→ DATASET:
%%

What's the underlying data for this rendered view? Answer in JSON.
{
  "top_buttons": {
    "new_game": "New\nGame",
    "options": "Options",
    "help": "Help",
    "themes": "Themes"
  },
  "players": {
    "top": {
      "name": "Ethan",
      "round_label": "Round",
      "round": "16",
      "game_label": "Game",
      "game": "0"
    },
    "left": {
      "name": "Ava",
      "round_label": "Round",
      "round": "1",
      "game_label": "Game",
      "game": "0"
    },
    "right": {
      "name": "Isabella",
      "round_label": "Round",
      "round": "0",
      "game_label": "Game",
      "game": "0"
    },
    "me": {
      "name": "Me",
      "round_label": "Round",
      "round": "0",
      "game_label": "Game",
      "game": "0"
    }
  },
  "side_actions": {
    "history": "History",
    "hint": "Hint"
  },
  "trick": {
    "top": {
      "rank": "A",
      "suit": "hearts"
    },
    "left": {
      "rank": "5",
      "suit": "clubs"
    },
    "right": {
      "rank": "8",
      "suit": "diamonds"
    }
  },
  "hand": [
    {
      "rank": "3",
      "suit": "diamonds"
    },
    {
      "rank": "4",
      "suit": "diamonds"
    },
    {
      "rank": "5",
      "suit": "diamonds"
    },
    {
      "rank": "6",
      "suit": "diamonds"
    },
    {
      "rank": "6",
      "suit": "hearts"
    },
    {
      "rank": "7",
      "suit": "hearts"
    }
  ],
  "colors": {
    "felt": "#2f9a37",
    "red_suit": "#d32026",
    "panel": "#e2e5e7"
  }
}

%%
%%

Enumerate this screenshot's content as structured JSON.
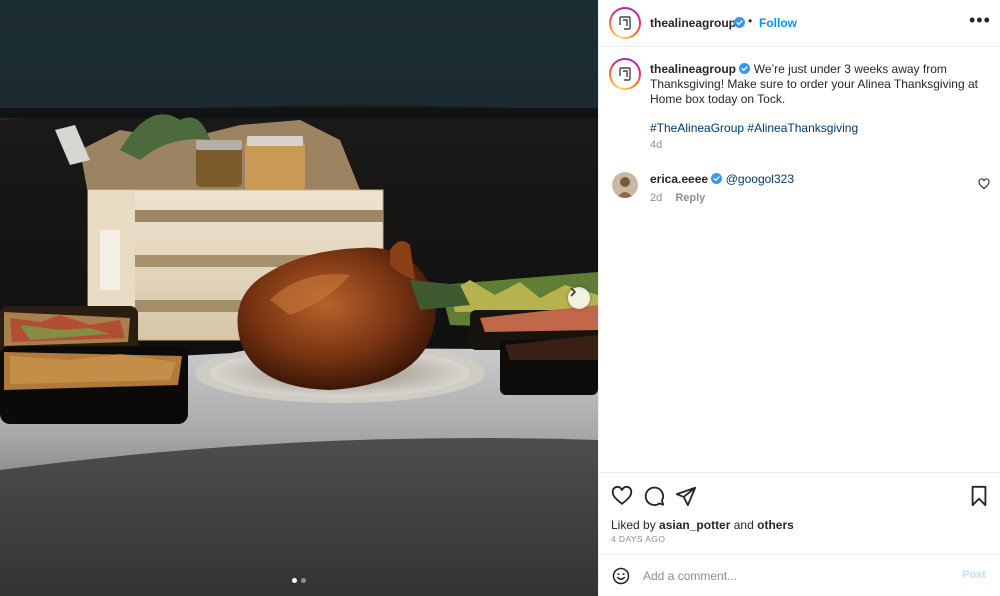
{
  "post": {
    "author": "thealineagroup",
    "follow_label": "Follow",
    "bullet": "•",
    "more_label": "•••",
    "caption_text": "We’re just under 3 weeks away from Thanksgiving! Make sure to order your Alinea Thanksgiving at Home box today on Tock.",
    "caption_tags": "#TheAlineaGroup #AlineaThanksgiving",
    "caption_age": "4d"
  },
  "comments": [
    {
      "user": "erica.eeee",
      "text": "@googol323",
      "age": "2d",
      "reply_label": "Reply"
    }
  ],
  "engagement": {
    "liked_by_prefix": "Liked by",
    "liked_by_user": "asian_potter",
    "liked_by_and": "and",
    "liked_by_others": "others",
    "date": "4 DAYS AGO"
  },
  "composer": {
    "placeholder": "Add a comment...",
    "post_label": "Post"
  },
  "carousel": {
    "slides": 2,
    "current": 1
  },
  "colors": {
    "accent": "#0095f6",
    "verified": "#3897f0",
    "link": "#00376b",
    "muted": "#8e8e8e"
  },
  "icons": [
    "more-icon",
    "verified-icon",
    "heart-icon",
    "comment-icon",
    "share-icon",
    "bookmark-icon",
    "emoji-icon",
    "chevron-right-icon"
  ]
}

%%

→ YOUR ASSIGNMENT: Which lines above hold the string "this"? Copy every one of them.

→ REPLY TO THE EXERCISE:
What's the underlying data for this rendered view? Answer in JSON.
Enumerate this screenshot's content as structured JSON.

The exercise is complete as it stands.